**** Exercise material ****

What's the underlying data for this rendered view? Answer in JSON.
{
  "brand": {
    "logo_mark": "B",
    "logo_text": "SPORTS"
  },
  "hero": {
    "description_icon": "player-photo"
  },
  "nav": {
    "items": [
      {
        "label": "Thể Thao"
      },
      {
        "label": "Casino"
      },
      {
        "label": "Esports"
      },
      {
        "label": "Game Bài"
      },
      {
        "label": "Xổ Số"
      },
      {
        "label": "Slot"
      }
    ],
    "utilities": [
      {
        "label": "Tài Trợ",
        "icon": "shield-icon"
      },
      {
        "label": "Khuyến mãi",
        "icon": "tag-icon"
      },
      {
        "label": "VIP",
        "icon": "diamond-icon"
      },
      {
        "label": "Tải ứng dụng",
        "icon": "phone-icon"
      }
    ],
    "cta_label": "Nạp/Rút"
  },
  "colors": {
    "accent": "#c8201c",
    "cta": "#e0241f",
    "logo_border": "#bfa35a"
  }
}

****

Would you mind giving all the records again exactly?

◆ **Written response**
What's the underlying data for this rendered view? Answer in JSON.
{
  "brand": {
    "logo_mark": "B",
    "logo_text": "SPORTS"
  },
  "hero": {
    "description_icon": "player-photo"
  },
  "nav": {
    "items": [
      {
        "label": "Thể Thao"
      },
      {
        "label": "Casino"
      },
      {
        "label": "Esports"
      },
      {
        "label": "Game Bài"
      },
      {
        "label": "Xổ Số"
      },
      {
        "label": "Slot"
      }
    ],
    "utilities": [
      {
        "label": "Tài Trợ",
        "icon": "shield-icon"
      },
      {
        "label": "Khuyến mãi",
        "icon": "tag-icon"
      },
      {
        "label": "VIP",
        "icon": "diamond-icon"
      },
      {
        "label": "Tải ứng dụng",
        "icon": "phone-icon"
      }
    ],
    "cta_label": "Nạp/Rút"
  },
  "colors": {
    "accent": "#c8201c",
    "cta": "#e0241f",
    "logo_border": "#bfa35a"
  }
}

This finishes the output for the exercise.